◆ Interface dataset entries

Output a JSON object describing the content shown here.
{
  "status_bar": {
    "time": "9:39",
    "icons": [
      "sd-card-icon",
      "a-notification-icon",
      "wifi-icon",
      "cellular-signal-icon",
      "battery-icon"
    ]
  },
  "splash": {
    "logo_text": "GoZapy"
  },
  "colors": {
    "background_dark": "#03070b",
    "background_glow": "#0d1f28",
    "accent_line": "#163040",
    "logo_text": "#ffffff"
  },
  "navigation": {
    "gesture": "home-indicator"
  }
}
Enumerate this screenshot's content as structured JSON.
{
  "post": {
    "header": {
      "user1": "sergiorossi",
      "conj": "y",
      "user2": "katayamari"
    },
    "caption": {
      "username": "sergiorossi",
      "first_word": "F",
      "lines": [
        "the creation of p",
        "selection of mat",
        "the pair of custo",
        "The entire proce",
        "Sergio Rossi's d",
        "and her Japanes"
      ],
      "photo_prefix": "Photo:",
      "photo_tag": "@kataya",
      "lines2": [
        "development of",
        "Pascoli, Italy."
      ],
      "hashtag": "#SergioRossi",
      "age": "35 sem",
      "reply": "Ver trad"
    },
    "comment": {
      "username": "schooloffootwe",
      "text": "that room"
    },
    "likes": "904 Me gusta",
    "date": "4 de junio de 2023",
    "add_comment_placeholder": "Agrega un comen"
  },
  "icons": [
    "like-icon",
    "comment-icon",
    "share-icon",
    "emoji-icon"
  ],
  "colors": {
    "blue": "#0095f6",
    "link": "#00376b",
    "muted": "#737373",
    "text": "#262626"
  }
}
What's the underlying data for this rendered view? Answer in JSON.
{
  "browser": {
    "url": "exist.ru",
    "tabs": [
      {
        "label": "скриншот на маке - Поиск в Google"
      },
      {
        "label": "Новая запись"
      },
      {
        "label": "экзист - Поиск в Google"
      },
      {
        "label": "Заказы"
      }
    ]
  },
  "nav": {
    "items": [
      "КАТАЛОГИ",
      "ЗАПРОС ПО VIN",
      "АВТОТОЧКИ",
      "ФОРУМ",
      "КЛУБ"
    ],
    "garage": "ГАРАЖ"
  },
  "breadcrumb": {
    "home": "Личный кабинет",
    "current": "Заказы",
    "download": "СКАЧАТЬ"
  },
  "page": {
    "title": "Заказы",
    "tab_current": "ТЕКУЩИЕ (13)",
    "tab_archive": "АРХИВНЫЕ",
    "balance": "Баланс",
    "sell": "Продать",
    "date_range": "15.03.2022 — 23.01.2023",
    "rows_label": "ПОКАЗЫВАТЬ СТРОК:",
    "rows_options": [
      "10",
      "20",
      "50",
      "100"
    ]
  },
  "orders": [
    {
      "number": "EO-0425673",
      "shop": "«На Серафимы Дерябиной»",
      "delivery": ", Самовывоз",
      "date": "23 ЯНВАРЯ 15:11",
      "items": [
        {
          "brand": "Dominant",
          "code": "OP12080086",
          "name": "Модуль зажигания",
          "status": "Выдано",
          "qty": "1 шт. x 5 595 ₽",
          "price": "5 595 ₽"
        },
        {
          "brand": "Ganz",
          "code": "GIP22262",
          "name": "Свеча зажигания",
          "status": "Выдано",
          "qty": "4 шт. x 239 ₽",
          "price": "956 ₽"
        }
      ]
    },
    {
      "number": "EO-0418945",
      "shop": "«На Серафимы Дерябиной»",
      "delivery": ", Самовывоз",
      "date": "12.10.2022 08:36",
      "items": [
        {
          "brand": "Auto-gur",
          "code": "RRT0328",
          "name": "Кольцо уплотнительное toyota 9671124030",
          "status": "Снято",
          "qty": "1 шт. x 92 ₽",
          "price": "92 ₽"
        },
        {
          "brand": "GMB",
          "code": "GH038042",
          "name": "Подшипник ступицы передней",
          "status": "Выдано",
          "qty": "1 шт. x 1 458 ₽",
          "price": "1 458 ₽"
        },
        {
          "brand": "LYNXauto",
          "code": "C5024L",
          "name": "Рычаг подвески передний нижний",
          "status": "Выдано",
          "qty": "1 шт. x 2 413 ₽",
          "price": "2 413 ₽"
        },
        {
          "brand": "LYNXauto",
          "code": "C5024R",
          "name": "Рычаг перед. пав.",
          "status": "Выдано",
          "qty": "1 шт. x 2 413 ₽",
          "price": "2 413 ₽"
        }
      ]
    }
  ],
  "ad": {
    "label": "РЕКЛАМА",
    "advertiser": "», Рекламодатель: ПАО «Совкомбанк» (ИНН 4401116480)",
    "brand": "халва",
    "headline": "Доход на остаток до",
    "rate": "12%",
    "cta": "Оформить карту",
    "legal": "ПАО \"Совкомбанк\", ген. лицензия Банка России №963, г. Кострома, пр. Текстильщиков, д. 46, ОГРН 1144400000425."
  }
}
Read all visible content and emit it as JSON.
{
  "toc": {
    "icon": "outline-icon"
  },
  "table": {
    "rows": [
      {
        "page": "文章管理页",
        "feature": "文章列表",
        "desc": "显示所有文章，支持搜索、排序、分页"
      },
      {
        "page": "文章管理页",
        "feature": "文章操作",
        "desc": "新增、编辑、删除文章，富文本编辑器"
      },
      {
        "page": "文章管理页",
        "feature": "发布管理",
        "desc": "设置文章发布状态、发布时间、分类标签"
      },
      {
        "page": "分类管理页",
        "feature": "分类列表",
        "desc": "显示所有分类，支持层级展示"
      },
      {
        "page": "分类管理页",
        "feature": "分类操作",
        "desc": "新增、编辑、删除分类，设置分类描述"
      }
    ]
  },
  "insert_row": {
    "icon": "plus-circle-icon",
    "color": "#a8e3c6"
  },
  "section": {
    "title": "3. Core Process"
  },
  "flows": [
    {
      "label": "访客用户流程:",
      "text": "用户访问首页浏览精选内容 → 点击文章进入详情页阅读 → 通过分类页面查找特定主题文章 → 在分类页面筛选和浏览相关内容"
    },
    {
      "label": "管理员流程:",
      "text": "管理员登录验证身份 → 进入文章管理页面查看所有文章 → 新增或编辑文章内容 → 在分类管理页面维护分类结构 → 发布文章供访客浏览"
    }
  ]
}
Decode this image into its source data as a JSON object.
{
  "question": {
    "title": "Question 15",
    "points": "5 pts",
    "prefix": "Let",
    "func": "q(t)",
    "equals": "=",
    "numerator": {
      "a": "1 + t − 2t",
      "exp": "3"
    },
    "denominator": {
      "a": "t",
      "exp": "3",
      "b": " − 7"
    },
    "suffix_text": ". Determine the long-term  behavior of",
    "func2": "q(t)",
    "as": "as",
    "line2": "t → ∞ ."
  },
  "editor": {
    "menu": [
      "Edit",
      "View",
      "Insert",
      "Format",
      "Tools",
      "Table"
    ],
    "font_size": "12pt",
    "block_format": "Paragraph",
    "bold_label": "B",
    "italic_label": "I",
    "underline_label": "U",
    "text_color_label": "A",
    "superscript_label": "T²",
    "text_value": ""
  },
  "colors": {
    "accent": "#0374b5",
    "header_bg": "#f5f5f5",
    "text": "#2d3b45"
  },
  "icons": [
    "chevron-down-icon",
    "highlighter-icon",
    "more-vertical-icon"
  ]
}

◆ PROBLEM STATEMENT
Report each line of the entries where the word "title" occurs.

◆ ANSWER SECTION
    "title": "Заказы",
    "title": "3. Core Process"
    "title": "Question 15",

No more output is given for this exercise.